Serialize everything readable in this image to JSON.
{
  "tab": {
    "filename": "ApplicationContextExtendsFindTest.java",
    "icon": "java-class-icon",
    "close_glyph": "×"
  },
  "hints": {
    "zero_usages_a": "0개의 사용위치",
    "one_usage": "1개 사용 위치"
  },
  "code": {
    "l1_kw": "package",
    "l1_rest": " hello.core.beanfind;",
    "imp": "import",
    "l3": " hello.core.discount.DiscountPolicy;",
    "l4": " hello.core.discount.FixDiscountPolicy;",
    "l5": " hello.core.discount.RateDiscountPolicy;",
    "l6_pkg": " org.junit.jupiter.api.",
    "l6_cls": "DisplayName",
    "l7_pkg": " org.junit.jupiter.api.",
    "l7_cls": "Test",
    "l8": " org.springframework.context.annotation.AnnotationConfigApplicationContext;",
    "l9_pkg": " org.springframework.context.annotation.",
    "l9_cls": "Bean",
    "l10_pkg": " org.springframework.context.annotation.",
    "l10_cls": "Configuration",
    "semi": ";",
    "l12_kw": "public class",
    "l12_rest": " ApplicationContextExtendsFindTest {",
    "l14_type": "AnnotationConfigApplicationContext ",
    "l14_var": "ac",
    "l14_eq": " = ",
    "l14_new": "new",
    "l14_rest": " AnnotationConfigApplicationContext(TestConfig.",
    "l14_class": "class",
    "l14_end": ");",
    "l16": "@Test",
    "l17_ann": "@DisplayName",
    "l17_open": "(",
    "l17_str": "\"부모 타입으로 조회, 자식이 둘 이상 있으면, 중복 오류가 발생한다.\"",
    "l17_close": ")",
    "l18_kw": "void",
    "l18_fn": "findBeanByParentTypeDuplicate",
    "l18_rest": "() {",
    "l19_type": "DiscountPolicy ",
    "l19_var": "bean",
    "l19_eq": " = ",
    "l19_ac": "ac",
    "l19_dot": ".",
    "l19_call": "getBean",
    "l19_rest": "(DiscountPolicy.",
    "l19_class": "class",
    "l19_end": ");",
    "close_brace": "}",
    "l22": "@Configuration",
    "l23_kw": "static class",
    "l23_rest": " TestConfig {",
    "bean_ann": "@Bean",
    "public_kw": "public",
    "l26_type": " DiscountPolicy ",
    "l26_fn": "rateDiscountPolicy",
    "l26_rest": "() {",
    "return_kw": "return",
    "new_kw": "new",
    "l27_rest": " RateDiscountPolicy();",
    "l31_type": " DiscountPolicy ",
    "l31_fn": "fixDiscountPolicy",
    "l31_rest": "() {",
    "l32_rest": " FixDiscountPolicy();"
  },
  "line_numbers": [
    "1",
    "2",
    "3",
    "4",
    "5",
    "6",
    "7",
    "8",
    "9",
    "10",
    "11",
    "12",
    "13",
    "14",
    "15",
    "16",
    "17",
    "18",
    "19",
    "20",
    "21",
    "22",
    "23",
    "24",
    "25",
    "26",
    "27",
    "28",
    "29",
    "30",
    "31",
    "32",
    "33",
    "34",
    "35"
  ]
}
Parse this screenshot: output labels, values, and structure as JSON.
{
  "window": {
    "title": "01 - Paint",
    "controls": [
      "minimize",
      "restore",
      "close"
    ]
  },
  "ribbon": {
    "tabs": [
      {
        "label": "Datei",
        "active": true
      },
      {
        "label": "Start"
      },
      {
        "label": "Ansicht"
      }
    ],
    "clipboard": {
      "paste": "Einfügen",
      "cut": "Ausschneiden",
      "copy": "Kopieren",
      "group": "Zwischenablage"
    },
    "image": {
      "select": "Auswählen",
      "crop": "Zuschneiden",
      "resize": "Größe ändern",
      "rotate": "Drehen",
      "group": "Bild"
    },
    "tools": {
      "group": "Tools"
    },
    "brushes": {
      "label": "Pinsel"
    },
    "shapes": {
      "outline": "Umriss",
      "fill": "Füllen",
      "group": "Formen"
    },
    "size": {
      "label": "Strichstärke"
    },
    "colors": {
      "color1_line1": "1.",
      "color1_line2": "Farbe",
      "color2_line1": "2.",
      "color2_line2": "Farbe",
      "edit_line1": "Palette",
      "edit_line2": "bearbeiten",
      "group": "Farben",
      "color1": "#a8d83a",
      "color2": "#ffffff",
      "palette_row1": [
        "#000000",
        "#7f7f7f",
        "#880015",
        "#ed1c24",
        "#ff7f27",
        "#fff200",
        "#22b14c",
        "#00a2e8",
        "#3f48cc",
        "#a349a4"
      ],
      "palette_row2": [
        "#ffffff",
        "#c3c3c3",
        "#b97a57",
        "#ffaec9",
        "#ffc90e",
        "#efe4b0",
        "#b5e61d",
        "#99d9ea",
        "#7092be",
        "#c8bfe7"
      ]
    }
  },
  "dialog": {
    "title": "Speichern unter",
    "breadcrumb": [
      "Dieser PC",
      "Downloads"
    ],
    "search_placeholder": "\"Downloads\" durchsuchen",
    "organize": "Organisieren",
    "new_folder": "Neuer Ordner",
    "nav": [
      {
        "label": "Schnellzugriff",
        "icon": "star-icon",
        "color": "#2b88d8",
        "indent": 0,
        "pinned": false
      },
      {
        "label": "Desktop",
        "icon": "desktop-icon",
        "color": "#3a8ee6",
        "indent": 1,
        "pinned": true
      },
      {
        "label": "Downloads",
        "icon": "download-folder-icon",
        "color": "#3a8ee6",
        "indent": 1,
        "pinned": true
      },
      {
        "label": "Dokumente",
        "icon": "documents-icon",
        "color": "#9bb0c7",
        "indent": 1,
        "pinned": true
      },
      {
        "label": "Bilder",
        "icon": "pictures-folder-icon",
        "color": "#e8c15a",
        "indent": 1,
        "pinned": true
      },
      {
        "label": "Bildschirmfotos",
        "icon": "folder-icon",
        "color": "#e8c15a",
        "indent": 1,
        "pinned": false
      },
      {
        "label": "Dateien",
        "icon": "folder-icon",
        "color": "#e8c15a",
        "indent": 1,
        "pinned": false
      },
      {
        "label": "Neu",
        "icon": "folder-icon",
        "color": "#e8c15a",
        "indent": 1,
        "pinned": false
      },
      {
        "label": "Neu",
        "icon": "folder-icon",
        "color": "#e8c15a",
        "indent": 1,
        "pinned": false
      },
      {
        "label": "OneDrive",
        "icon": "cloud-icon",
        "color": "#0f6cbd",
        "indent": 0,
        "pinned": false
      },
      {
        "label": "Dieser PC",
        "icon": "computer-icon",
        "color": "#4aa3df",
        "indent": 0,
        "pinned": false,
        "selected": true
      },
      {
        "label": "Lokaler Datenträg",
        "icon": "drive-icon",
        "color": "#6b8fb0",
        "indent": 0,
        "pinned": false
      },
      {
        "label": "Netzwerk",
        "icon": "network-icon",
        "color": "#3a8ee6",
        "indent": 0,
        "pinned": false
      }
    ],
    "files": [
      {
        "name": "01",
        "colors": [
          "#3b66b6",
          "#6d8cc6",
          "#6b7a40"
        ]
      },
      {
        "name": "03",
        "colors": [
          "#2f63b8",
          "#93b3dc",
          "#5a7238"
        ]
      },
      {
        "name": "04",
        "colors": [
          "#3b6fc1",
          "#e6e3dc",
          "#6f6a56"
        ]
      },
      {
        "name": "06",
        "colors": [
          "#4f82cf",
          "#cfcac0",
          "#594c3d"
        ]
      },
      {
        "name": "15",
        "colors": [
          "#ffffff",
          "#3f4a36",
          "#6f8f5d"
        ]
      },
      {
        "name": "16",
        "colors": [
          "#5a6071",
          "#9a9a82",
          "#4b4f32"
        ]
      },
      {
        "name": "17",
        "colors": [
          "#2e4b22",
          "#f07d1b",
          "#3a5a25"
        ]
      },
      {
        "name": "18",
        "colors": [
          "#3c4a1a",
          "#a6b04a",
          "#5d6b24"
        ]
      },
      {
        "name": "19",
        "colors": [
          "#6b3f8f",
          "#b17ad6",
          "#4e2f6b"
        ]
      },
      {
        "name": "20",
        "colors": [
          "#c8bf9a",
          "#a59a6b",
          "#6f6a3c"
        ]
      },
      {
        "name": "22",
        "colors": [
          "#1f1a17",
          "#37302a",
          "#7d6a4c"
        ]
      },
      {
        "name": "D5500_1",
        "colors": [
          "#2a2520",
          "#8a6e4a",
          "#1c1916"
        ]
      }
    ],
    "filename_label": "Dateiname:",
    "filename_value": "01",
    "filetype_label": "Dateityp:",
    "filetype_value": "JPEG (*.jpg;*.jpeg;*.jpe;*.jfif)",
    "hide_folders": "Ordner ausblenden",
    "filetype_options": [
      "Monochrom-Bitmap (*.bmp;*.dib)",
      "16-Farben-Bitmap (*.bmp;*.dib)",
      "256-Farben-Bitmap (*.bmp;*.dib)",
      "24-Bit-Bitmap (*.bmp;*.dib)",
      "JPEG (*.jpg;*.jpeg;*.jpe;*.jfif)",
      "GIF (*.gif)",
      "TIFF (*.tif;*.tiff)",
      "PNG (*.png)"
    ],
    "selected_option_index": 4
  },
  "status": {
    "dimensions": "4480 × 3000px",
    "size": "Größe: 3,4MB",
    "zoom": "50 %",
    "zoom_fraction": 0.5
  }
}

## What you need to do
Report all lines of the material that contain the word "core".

## Answer to this exercise
    "l1_rest": " hello.core.beanfind;",
    "l3": " hello.core.discount.DiscountPolicy;",
    "l4": " hello.core.discount.FixDiscountPolicy;",
    "l5": " hello.core.discount.RateDiscountPolicy;",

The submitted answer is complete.